JULY is Fibroids Awareness Month, used to draw attention to the condition that is common in a woman's childbearing years. Between 60 and 80 per cent of women, especially black women, have them — these benign tumours that develop in the uterus and can grow inside the inner cavity, within the muscle wall, or on the surface of the organ. Women can have multiple fibroids which can vary in size from a small seed to as large as a melon.
Here are some fibroids facts as we recognise the month.
1. Not all women are affected by their fibroids — most women won't even know they have them. But they can cause health problems, and about a quarter of women will experience heavy menstrual bleeding resulting in anaemia, bleeding between periods, painful periods, pelvic pain and pressure, an increase in the size of the abdomen, urinary frequency, and even constipation. Fibroids can also lead to infertility or difficulty conceiving as they can cause blockage or compression of the Fallopian tubes, which prevents conception and may impair implantation of the egg in the womb, resulting in a miscarriage.
2. The most common symptoms of fibroids are significant period pain and heavy menstrual and prolonged bleeding during the periods. There may also be terrible back pains, spotting between periods, constipation (usually when fibroids rest on the uterus) and pelvic pain or pressure.
3. There is usually a family history of fibroids, and the risk increases with ageing, diets with excess refined carbohydrates, alcohol consumption, obesity, and hormonal changes. Studies show that fibroid growth is affected by the female hormones oestrogen and progesterone and black women are more susceptible to having numerous larger fibroids compared to non-black women.

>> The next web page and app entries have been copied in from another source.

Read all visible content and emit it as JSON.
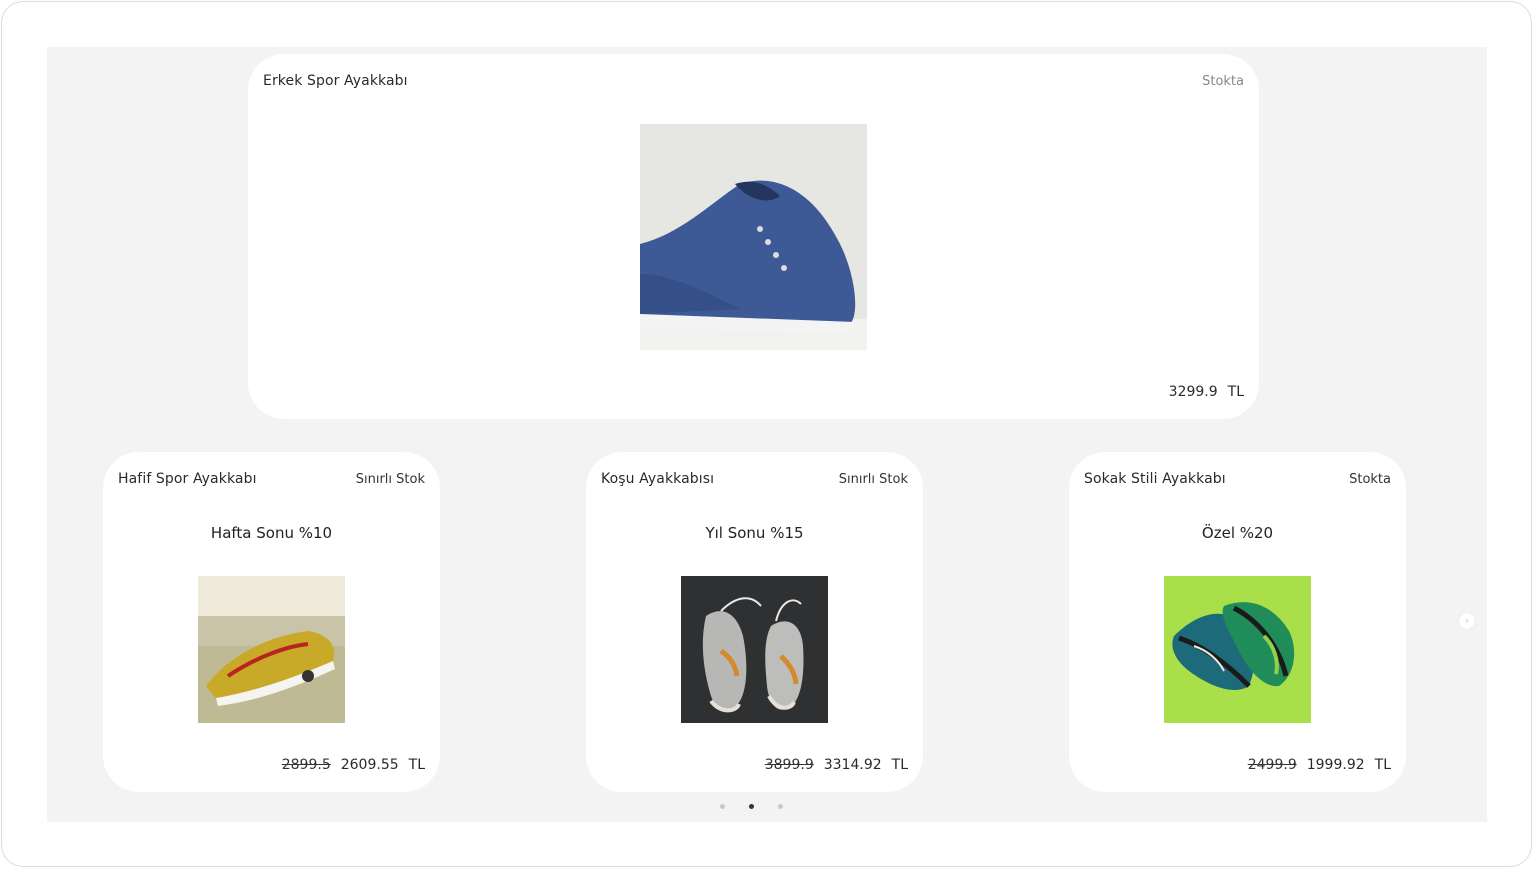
{
  "featured": {
    "title": "Erkek Spor Ayakkabı",
    "stock": "Stokta",
    "price": "3299.9",
    "currency": "TL",
    "image_icon": "blue-sneaker-image"
  },
  "cards": [
    {
      "title": "Hafif Spor Ayakkabı",
      "stock": "Sınırlı Stok",
      "promo": "Hafta Sonu %10",
      "old_price": "2899.5",
      "price": "2609.55",
      "currency": "TL",
      "image_icon": "gold-sneaker-image"
    },
    {
      "title": "Koşu Ayakkabısı",
      "stock": "Sınırlı Stok",
      "promo": "Yıl Sonu %15",
      "old_price": "3899.9",
      "price": "3314.92",
      "currency": "TL",
      "image_icon": "grey-high-top-sneakers-image"
    },
    {
      "title": "Sokak Stili Ayakkabı",
      "stock": "Stokta",
      "promo": "Özel %20",
      "old_price": "2499.9",
      "price": "1999.92",
      "currency": "TL",
      "image_icon": "green-running-shoes-image"
    }
  ],
  "carousel": {
    "page_count": 3,
    "active_page": 2,
    "next_icon": "chevron-right-icon"
  },
  "colors": {
    "stage_background": "#f3f3f3",
    "card_background": "#ffffff",
    "active_dot": "#333333",
    "inactive_dot": "#c8c8c8"
  }
}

4. In pregnancy, fibroids have also been linked to pre-term labour and breech births, since they could obstruct the foetus's ability to turn, and may cause obstruction during labour. One possible but rare problem in pregnancy with fibroids is placenta previa, in which the placenta is implanted too low. Another rare problem is placenta abruption in which the placenta separates from the wall of the womb before the delivery of the foetus. When this happens, the foetus does not get enough oxygen. In women with fibroids, post-partum haemorrhaging also increases.
5. Management of fibroids will depend on the woman's fertility desires, symptoms, and the size of the growths. In mild cases, lifestyle modifications, such as dietary changes, exercise, and natural herbal remedies, may relieve symptoms, while for women who suffer from more problematic symptoms, powerful painkillers and hormonal medications will be needed to control heavy bleeding and pain.
6. Even though there is a high chance that fibroids will come back after they have been removed, women should ensure that they keep themselves generally healthy.
7. Menopause can cause fibroids to shrink because fibroids are oestrogen-dependent. Menopause, in simple terms, signals a permanent end to a woman's reproductive years. Menopause typically occurs in a woman's late 40s to early 50s, or prematurely in instances in which a woman has a hysterectomy. Your risk of developing new fibroids also decreases with the onset of menopause.